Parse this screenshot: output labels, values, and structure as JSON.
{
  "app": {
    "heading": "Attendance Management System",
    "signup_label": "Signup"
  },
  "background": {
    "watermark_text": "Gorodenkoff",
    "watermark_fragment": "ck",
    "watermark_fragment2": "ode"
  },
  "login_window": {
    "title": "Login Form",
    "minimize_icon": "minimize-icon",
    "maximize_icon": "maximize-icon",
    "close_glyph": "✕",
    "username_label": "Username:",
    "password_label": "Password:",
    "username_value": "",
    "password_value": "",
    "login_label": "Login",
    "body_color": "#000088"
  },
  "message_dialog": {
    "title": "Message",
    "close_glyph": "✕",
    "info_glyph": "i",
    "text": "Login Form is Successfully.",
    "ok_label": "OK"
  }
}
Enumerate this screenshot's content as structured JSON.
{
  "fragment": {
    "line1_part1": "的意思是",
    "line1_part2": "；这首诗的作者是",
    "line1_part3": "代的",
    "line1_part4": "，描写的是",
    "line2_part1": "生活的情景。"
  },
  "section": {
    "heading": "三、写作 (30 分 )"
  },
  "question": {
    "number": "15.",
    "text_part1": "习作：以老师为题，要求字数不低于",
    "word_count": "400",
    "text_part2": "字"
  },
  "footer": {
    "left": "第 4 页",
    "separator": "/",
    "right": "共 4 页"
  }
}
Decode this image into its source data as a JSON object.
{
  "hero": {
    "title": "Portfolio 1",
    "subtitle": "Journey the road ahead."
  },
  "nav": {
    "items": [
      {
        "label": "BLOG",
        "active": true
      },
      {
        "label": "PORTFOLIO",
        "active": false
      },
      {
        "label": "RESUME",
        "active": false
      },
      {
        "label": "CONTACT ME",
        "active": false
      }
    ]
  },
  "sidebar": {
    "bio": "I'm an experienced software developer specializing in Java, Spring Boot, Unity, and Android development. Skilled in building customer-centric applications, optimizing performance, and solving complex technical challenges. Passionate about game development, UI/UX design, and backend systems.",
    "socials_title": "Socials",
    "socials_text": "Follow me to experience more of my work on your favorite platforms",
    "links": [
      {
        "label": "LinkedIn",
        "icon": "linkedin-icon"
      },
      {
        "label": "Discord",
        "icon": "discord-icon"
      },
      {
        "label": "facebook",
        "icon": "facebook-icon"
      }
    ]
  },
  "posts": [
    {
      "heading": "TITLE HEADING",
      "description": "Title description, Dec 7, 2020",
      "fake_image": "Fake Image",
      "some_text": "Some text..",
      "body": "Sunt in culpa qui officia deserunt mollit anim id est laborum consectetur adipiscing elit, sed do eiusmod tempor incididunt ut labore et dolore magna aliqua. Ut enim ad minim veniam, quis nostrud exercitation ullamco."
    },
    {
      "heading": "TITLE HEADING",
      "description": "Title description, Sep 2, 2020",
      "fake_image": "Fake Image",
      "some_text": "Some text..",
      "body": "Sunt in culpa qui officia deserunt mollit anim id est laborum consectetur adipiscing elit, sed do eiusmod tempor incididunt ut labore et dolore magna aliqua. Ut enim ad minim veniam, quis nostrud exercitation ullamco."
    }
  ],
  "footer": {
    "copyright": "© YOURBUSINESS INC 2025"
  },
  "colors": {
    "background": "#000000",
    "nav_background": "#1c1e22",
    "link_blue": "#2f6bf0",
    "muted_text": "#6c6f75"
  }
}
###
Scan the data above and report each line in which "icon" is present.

EXERCISE RESPONSE »
    "minimize_icon": "minimize-icon",
    "maximize_icon": "maximize-icon",
        "icon": "linkedin-icon"
        "icon": "discord-icon"
        "icon": "facebook-icon"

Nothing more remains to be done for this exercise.